Simon Cowell Talks Britney-Free, Feud-Free New ‘X Factor’
There's this extremely annoying idea lately that women with strong personalities just can't get along on the same reality TV show. The airwaves are positively clogged with lowest-common-denominator programs starring women behaving badly: "Bad Girls' Club," "Real Housewives," "Mob Wives," "Basketball Wives," "Baseball Wives," "Football Wives," whatever Wives. This stereotype was unfortunately perpetuated by "American Idol" this year, when catty judges Mariah Carey and Nicki Minaj spent all of Season 12 at each other's throats. But as Simon Cowell prepares to launch the third season of "The X Factor" with three feisty, opinionated female judges — Demi Lovato, Kelly Rowland, and Paulina Rubio — he assures viewers that the show will boast plenty of girl-powered good vibes.
"If this season's judges hadn't gotten along well, I would've changed them. But they just happen to like each other," he insists, admitting that this year's "Idol" backlash definitely influenced him when it came time to cast his own show. "I think it was quite clear that the ['Idol'] audience was just not enjoying [the Nicki and Mariah feud]. Those days of squawking judges, I think they're over. I think judges can disagree, but if it's uncomfortable to watch, people just won't watch it."
Simon adds with a chuckle, "This idea that some poor contestant is standing there waiting for his or her big chance, and you've got a bunch of millionaire judges squawking at each other…I mean, it's actually ridiculous, if you think about it."
There's one female millionaire judge who's conspicuously absent from the "X Factor" panel this season: Britney Spears, who was paid an astonishing $15 million to "judge" Season 2 but hardly did any talking at all, let alone any squawking. The hiring of Britney at the time may have seemed like a bold competitive move, in an up-the-ante television era dominated by A-list judges like "Idol's" Jennifer Lopez and Mariah Carey and "The Voice's" Christina Aguilera.

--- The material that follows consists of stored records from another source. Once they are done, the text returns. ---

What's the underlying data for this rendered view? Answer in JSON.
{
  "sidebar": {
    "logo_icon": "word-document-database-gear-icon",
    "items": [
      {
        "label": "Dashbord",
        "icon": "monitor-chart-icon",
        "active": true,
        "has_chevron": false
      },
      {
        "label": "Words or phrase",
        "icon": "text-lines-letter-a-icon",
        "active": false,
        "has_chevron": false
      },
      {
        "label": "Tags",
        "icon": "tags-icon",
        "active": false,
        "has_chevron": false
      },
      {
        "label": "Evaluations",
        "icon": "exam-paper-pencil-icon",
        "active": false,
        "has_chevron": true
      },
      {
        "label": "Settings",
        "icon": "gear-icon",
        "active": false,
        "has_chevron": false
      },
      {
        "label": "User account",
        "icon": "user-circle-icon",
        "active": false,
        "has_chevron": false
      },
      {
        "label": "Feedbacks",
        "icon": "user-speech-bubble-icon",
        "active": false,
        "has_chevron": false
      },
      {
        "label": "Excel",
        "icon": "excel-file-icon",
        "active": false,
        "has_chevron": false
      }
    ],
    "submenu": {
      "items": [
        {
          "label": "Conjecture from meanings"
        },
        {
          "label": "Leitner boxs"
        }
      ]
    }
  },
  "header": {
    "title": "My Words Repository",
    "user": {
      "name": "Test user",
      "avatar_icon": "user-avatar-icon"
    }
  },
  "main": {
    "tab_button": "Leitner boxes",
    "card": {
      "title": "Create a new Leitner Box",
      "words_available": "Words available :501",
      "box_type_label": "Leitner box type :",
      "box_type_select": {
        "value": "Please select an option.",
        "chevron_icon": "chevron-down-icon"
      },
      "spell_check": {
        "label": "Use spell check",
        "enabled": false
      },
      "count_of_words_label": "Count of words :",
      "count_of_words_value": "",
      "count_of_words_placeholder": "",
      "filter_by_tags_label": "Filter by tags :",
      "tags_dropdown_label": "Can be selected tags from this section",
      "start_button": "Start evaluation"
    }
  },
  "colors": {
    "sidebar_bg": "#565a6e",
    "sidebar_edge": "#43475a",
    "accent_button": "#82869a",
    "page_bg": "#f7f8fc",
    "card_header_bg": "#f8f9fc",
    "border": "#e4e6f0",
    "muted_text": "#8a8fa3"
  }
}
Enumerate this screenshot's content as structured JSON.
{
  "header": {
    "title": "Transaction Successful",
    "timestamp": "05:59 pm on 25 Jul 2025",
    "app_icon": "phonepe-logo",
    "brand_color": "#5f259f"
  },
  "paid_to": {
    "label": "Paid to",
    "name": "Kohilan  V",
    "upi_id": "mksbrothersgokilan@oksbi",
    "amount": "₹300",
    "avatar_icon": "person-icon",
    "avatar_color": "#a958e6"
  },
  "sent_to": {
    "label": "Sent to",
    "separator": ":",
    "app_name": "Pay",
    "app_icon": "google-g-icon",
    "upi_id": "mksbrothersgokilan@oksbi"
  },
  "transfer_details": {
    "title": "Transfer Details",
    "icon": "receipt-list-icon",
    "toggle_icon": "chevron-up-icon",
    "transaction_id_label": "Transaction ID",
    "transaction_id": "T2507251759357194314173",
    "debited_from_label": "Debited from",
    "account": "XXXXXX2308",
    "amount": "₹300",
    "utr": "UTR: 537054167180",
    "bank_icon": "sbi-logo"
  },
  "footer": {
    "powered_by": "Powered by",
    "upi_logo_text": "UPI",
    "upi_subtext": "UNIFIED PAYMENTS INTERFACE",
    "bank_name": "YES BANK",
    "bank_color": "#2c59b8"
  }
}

But Britney turned out to be such an ineffective, borderline-mute judge, if she'd gotten paid by word, she would've earned about half a mill per syllable, total. (And that word, by the way, would have been "amazing." Britney had no other adjectives in her arsenal.)
In retrospect, Simon seems to realize that hiring Britney just for her fame and name wasn't the wisest decision. "It all became a bit of a pissing match, if I'm being honest with you: Who could hire the biggest celebrity?" he admits. "But I think that we have to be concerned with why these celebrities want to do these shows — because if they don't care about the contestants and they don't focus on the contestants, then we've got a big problem…It's about how much does that person actually want to do the job they're being paid for?"
However, Simon has faith in his new cast of outspoken ladies — all of whom, it should be noted, only earn $4.5 combined. (Returning judge Demi got a raise from $1 million to $2 million this season, while Kelly and Paulina were hired for $1 million and $1.5 million, respectively.)
"Demi was always very committed to finding new talent. Kelly I've worked with on the U.K. 'X Factor,' and she did a brilliant job on that show. And then when I met Paulina, we really clicked. With them, it wasn't 'how much are you going to pay me?' It was basically how much they were looking forward to finding a star. They were very interested in how well the contestants have done on ['The X Factor U.K.'], and that seemed to be their main motive. And that was the reason why we hired them."